» PROBLEM TO WORK ON: Every line of the material below that contains the string "glyph" must appear in the answer.

_ _ _ _ _

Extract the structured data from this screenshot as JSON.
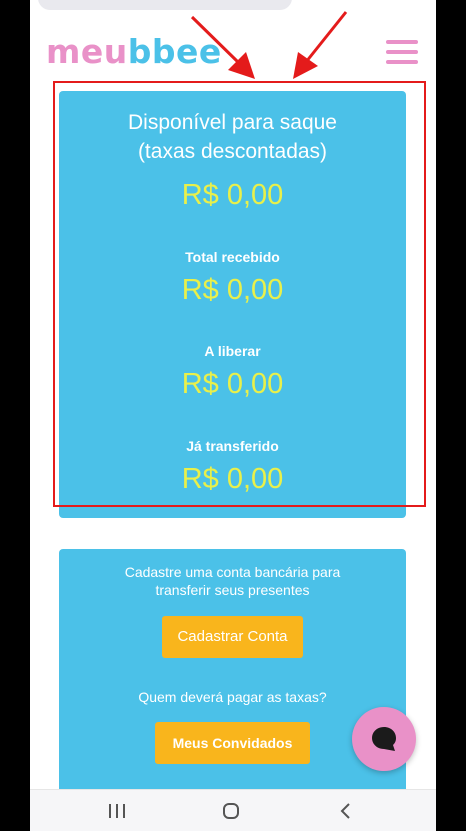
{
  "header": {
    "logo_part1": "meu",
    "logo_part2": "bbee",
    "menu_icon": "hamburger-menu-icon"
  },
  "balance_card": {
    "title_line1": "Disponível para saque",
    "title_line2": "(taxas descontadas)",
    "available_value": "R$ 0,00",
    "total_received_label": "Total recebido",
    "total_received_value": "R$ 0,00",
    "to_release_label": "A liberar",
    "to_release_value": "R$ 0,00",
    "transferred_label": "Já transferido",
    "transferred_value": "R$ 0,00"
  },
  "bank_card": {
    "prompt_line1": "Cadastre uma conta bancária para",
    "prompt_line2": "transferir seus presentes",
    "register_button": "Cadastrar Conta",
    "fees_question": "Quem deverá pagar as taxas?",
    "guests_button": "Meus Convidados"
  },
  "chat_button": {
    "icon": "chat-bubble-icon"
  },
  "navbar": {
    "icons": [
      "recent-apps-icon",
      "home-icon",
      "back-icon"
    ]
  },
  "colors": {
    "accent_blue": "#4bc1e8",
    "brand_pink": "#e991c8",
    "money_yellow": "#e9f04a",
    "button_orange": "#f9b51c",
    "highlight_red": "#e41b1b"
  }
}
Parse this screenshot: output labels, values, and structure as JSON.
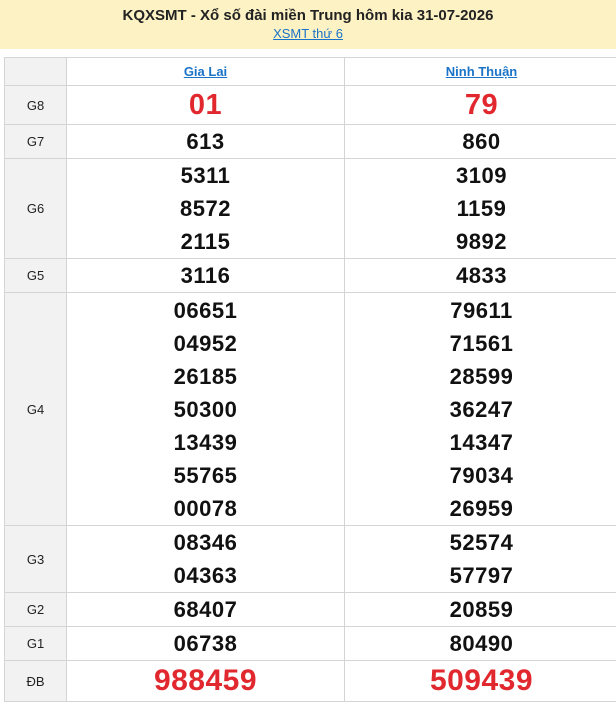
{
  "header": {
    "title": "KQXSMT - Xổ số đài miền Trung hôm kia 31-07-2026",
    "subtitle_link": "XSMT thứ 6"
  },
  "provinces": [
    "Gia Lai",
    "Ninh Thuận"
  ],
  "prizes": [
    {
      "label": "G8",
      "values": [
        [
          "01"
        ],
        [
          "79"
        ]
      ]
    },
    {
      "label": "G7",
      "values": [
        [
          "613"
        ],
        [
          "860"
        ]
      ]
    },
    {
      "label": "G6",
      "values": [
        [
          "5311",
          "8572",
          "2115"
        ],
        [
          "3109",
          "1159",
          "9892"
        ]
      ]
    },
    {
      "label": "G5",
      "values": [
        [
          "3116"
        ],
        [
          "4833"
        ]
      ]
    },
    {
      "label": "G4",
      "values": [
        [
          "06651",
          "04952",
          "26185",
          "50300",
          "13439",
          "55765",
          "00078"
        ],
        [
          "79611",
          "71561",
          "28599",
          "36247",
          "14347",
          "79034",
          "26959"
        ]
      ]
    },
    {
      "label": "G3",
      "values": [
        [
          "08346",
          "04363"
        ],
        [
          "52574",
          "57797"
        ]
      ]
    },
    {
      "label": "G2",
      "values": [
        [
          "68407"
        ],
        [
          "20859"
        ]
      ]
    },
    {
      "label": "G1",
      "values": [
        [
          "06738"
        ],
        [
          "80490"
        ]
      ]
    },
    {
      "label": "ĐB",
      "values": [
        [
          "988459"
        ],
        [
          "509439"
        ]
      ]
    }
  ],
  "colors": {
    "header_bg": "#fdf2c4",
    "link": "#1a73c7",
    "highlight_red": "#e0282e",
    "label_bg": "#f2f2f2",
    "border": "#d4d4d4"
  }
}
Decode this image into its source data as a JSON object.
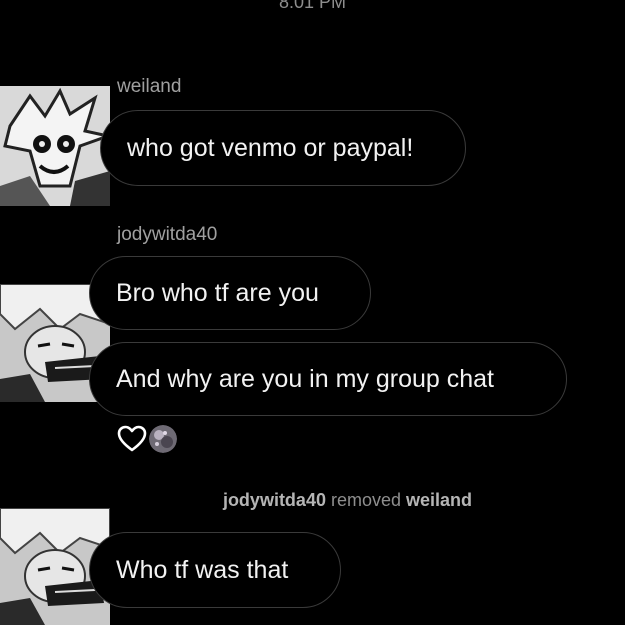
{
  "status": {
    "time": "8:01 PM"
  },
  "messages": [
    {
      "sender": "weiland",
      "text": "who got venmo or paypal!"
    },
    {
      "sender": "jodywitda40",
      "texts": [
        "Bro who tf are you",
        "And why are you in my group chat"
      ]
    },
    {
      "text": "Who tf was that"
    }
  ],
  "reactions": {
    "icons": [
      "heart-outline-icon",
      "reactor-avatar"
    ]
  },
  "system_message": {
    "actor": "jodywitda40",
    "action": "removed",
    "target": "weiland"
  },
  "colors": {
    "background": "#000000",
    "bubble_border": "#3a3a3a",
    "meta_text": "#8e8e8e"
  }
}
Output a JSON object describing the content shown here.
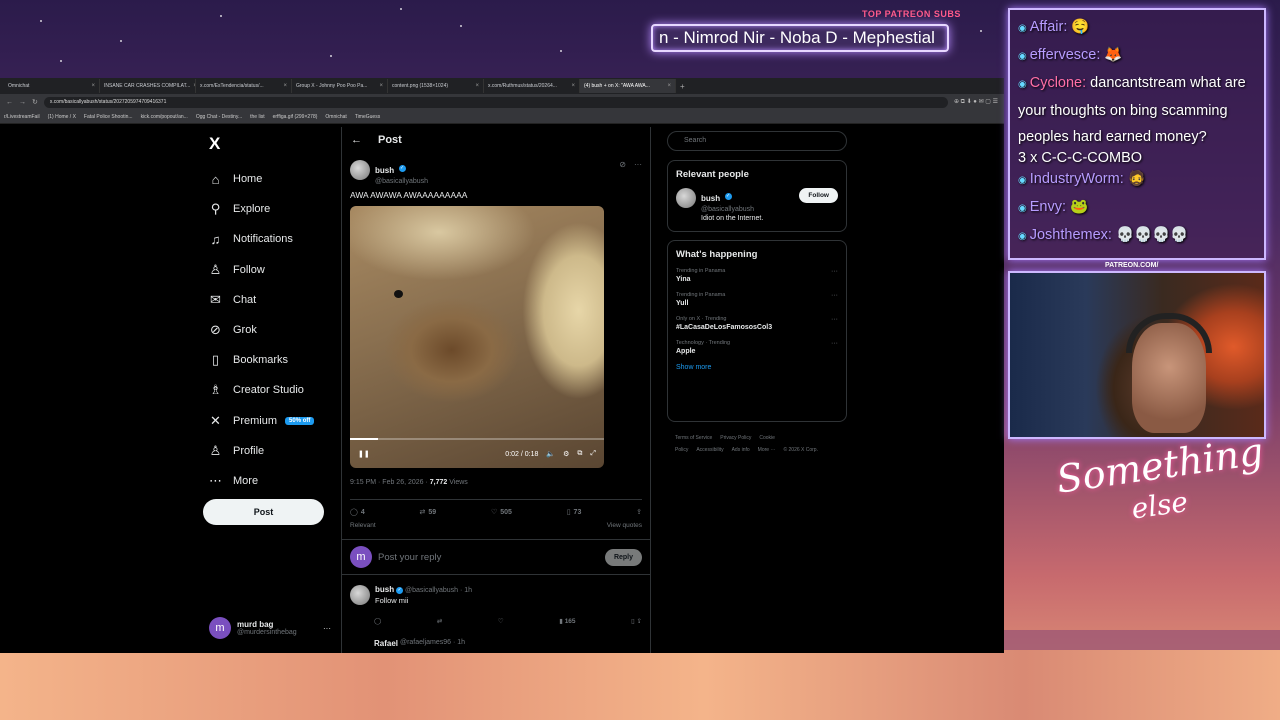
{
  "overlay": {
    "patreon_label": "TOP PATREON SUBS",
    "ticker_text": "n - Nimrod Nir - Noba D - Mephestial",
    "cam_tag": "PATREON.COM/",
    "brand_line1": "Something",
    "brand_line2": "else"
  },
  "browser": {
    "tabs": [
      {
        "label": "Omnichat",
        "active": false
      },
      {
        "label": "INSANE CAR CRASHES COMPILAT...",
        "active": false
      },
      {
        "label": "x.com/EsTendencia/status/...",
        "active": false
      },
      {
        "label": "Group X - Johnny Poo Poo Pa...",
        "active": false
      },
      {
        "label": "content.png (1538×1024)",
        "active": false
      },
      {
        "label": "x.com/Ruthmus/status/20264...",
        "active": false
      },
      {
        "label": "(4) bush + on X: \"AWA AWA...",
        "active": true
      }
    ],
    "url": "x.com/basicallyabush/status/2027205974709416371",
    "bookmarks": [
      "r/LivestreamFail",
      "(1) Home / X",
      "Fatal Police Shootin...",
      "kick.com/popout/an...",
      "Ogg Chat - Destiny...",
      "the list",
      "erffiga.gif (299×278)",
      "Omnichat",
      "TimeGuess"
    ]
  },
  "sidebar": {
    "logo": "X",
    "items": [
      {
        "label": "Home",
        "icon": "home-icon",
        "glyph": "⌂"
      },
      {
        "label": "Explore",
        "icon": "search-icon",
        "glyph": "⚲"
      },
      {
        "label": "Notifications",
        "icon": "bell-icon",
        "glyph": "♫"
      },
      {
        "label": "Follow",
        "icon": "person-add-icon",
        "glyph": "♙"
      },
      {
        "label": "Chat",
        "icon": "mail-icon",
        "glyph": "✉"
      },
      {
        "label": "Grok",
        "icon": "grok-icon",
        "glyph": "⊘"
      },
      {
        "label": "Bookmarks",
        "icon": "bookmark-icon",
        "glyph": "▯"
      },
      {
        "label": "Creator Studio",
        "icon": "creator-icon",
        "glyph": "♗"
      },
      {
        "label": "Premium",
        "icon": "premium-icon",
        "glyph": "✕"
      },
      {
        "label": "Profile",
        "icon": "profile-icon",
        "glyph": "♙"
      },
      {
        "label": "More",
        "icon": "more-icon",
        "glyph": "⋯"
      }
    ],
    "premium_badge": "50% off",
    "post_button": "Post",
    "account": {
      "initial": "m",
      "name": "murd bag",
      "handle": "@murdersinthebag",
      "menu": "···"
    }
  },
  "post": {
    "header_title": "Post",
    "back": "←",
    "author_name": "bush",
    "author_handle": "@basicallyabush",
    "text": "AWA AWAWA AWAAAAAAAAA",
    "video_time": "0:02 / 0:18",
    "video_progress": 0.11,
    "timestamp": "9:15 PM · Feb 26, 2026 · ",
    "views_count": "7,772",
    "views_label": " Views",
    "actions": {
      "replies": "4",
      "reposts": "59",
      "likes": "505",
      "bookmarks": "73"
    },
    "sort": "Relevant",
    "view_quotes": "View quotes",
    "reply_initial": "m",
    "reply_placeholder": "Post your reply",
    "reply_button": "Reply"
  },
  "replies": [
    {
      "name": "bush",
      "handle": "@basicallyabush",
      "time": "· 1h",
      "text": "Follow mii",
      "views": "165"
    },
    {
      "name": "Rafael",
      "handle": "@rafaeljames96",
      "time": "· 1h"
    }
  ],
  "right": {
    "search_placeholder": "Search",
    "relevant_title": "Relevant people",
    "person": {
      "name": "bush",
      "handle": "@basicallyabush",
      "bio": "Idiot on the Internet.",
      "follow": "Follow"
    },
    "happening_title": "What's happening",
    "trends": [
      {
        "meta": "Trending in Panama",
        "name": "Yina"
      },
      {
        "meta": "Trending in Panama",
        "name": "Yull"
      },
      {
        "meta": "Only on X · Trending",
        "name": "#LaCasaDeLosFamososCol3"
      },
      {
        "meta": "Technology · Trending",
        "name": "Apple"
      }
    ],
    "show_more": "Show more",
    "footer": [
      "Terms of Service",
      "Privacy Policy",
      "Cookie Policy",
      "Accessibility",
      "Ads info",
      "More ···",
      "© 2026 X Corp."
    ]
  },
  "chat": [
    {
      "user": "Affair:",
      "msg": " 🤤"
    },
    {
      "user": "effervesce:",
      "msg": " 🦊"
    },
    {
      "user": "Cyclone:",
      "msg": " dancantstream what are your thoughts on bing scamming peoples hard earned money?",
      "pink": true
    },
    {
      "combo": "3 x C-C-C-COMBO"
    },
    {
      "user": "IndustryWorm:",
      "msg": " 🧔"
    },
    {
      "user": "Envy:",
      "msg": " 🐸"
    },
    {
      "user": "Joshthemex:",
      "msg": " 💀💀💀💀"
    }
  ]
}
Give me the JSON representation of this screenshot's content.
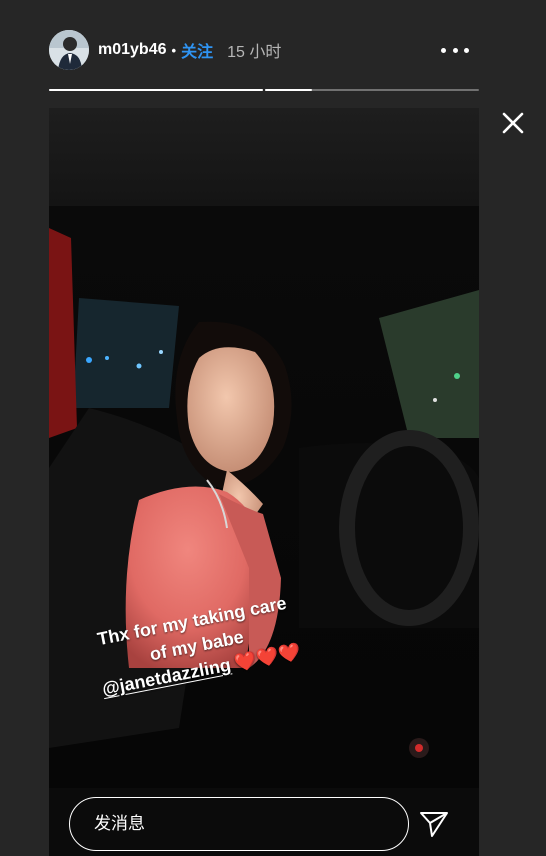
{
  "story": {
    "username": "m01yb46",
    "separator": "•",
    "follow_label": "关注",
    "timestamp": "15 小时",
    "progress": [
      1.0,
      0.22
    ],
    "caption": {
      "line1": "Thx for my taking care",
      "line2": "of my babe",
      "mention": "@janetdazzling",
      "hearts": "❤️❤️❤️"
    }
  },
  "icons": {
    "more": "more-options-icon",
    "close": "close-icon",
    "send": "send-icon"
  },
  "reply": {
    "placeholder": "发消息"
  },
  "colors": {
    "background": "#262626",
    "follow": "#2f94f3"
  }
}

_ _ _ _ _

» RESULT FOR THIS EXERCISE:
        "glyph": "⌂"
        "glyph": "⚲"
        "glyph": "♫"
        "glyph": "♙"
        "glyph": "✉"
        "glyph": "⊘"
        "glyph": "▯"
        "glyph": "♗"
        "glyph": "✕"
        "glyph": "♙"
        "glyph": "⋯"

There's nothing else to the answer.